◆ RECORDS FOR THE EXERCISE ◆
════

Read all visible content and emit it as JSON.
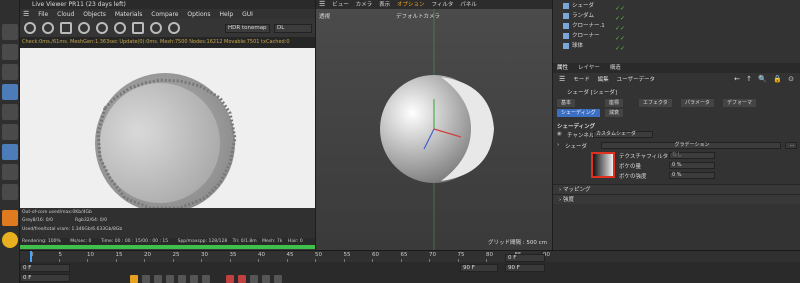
{
  "live_viewer": {
    "title": "Live Viewer PR11 (23 days left)",
    "menu": [
      "File",
      "Cloud",
      "Objects",
      "Materials",
      "Compare",
      "Options",
      "Help",
      "GUI"
    ],
    "tonemap": "HDR tonemap",
    "tonemap_value": "DL",
    "status": "Check:0ms./61ms. MeshGen:1.363sec Update(0):0ms. Mesh:7500 Nodes:16212 Movable:7501 txCached:0",
    "info": {
      "out_of_core": "Out-of-core used/max:0Kb/4Gb",
      "grey": "Grey8/16: 0/0",
      "rgb": "Rgb32/64: 0/0",
      "vram": "Used/free/total vram: 1.346Gb/6.633Gb/8Gb"
    },
    "progress": {
      "rendering": "Rendering: 100%",
      "mssec": "Ms/sec: 0",
      "time": "Time: 00 : 00 : 15/00 : 00 : 15",
      "spp": "Spp/maxspp: 128/128",
      "tri": "Tri: 0/1.8m",
      "mesh": "Mesh: 7k",
      "hair": "Hair: 0",
      "fraction": 1.0
    }
  },
  "viewport": {
    "menu": [
      "ビュー",
      "カメラ",
      "表示",
      "オプション",
      "フィルタ",
      "パネル"
    ],
    "highlight_menu": "オプション",
    "perspective": "透視",
    "camera": "デフォルトカメラ",
    "grid": "グリッド間隔 : 500 cm"
  },
  "objects": [
    {
      "name": "シェーダ"
    },
    {
      "name": "ランダム"
    },
    {
      "name": "クローナー.1"
    },
    {
      "name": "クローナー"
    },
    {
      "name": "球体"
    }
  ],
  "attributes": {
    "tabs": [
      "属性",
      "レイヤー",
      "構造"
    ],
    "active_tab": "属性",
    "mode_items": [
      "モード",
      "編集",
      "ユーザーデータ"
    ],
    "object_title": "シェーダ [シェーダ]",
    "subtabs_row1": [
      "基本",
      "座標",
      "エフェクタ",
      "パラメータ",
      "デフォーマ"
    ],
    "subtabs_row2": [
      "シェーディング",
      "減衰"
    ],
    "active_subtab": "シェーディング",
    "section_title": "シェーディング",
    "channel_label": "チャンネル",
    "channel_value": "カスタムシェーダ",
    "shader_label": "シェーダ",
    "shader_value": "グラデーション",
    "texture_filter_label": "テクスチャフィルタ",
    "texture_filter_value": "なし",
    "blur_amount_label": "ボケの量",
    "blur_amount_value": "0 %",
    "blur_strength_label": "ボケの強度",
    "blur_strength_value": "0 %",
    "sections": [
      "マッピング",
      "強度"
    ]
  },
  "timeline": {
    "ticks": [
      "0",
      "5",
      "10",
      "15",
      "20",
      "25",
      "30",
      "35",
      "40",
      "45",
      "50",
      "55",
      "60",
      "65",
      "70",
      "75",
      "80",
      "85",
      "90"
    ],
    "start_field": "0 F",
    "start_field2": "0 F",
    "end_field": "90 F",
    "end_field2": "90 F",
    "current_field": "0 F"
  }
}
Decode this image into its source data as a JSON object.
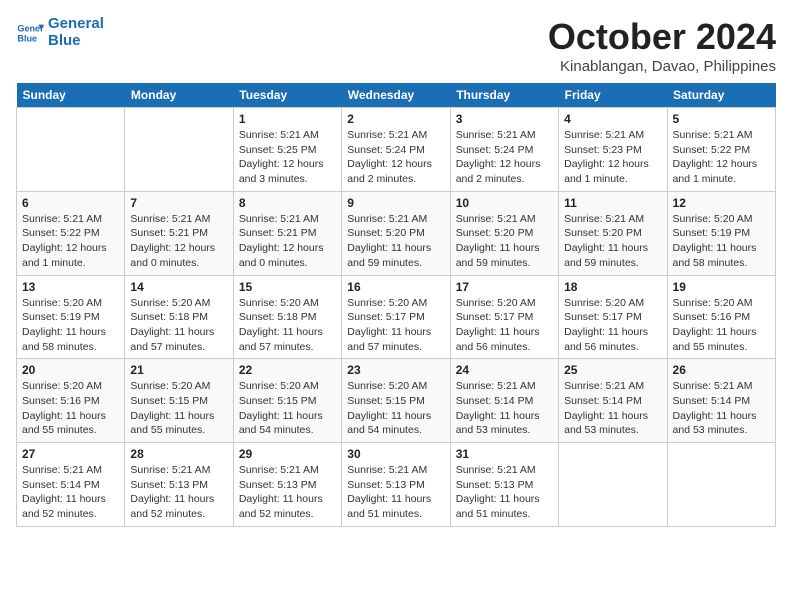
{
  "header": {
    "logo_line1": "General",
    "logo_line2": "Blue",
    "month_title": "October 2024",
    "subtitle": "Kinablangan, Davao, Philippines"
  },
  "weekdays": [
    "Sunday",
    "Monday",
    "Tuesday",
    "Wednesday",
    "Thursday",
    "Friday",
    "Saturday"
  ],
  "weeks": [
    [
      {
        "day": "",
        "info": ""
      },
      {
        "day": "",
        "info": ""
      },
      {
        "day": "1",
        "info": "Sunrise: 5:21 AM\nSunset: 5:25 PM\nDaylight: 12 hours\nand 3 minutes."
      },
      {
        "day": "2",
        "info": "Sunrise: 5:21 AM\nSunset: 5:24 PM\nDaylight: 12 hours\nand 2 minutes."
      },
      {
        "day": "3",
        "info": "Sunrise: 5:21 AM\nSunset: 5:24 PM\nDaylight: 12 hours\nand 2 minutes."
      },
      {
        "day": "4",
        "info": "Sunrise: 5:21 AM\nSunset: 5:23 PM\nDaylight: 12 hours\nand 1 minute."
      },
      {
        "day": "5",
        "info": "Sunrise: 5:21 AM\nSunset: 5:22 PM\nDaylight: 12 hours\nand 1 minute."
      }
    ],
    [
      {
        "day": "6",
        "info": "Sunrise: 5:21 AM\nSunset: 5:22 PM\nDaylight: 12 hours\nand 1 minute."
      },
      {
        "day": "7",
        "info": "Sunrise: 5:21 AM\nSunset: 5:21 PM\nDaylight: 12 hours\nand 0 minutes."
      },
      {
        "day": "8",
        "info": "Sunrise: 5:21 AM\nSunset: 5:21 PM\nDaylight: 12 hours\nand 0 minutes."
      },
      {
        "day": "9",
        "info": "Sunrise: 5:21 AM\nSunset: 5:20 PM\nDaylight: 11 hours\nand 59 minutes."
      },
      {
        "day": "10",
        "info": "Sunrise: 5:21 AM\nSunset: 5:20 PM\nDaylight: 11 hours\nand 59 minutes."
      },
      {
        "day": "11",
        "info": "Sunrise: 5:21 AM\nSunset: 5:20 PM\nDaylight: 11 hours\nand 59 minutes."
      },
      {
        "day": "12",
        "info": "Sunrise: 5:20 AM\nSunset: 5:19 PM\nDaylight: 11 hours\nand 58 minutes."
      }
    ],
    [
      {
        "day": "13",
        "info": "Sunrise: 5:20 AM\nSunset: 5:19 PM\nDaylight: 11 hours\nand 58 minutes."
      },
      {
        "day": "14",
        "info": "Sunrise: 5:20 AM\nSunset: 5:18 PM\nDaylight: 11 hours\nand 57 minutes."
      },
      {
        "day": "15",
        "info": "Sunrise: 5:20 AM\nSunset: 5:18 PM\nDaylight: 11 hours\nand 57 minutes."
      },
      {
        "day": "16",
        "info": "Sunrise: 5:20 AM\nSunset: 5:17 PM\nDaylight: 11 hours\nand 57 minutes."
      },
      {
        "day": "17",
        "info": "Sunrise: 5:20 AM\nSunset: 5:17 PM\nDaylight: 11 hours\nand 56 minutes."
      },
      {
        "day": "18",
        "info": "Sunrise: 5:20 AM\nSunset: 5:17 PM\nDaylight: 11 hours\nand 56 minutes."
      },
      {
        "day": "19",
        "info": "Sunrise: 5:20 AM\nSunset: 5:16 PM\nDaylight: 11 hours\nand 55 minutes."
      }
    ],
    [
      {
        "day": "20",
        "info": "Sunrise: 5:20 AM\nSunset: 5:16 PM\nDaylight: 11 hours\nand 55 minutes."
      },
      {
        "day": "21",
        "info": "Sunrise: 5:20 AM\nSunset: 5:15 PM\nDaylight: 11 hours\nand 55 minutes."
      },
      {
        "day": "22",
        "info": "Sunrise: 5:20 AM\nSunset: 5:15 PM\nDaylight: 11 hours\nand 54 minutes."
      },
      {
        "day": "23",
        "info": "Sunrise: 5:20 AM\nSunset: 5:15 PM\nDaylight: 11 hours\nand 54 minutes."
      },
      {
        "day": "24",
        "info": "Sunrise: 5:21 AM\nSunset: 5:14 PM\nDaylight: 11 hours\nand 53 minutes."
      },
      {
        "day": "25",
        "info": "Sunrise: 5:21 AM\nSunset: 5:14 PM\nDaylight: 11 hours\nand 53 minutes."
      },
      {
        "day": "26",
        "info": "Sunrise: 5:21 AM\nSunset: 5:14 PM\nDaylight: 11 hours\nand 53 minutes."
      }
    ],
    [
      {
        "day": "27",
        "info": "Sunrise: 5:21 AM\nSunset: 5:14 PM\nDaylight: 11 hours\nand 52 minutes."
      },
      {
        "day": "28",
        "info": "Sunrise: 5:21 AM\nSunset: 5:13 PM\nDaylight: 11 hours\nand 52 minutes."
      },
      {
        "day": "29",
        "info": "Sunrise: 5:21 AM\nSunset: 5:13 PM\nDaylight: 11 hours\nand 52 minutes."
      },
      {
        "day": "30",
        "info": "Sunrise: 5:21 AM\nSunset: 5:13 PM\nDaylight: 11 hours\nand 51 minutes."
      },
      {
        "day": "31",
        "info": "Sunrise: 5:21 AM\nSunset: 5:13 PM\nDaylight: 11 hours\nand 51 minutes."
      },
      {
        "day": "",
        "info": ""
      },
      {
        "day": "",
        "info": ""
      }
    ]
  ]
}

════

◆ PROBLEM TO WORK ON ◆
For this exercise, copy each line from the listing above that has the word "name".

◆ OUTPUT OF THE TASK ◆
      "name": "シェーダ"
      "name": "ランダム"
      "name": "クローナー.1"
      "name": "クローナー"
      "name": "球体"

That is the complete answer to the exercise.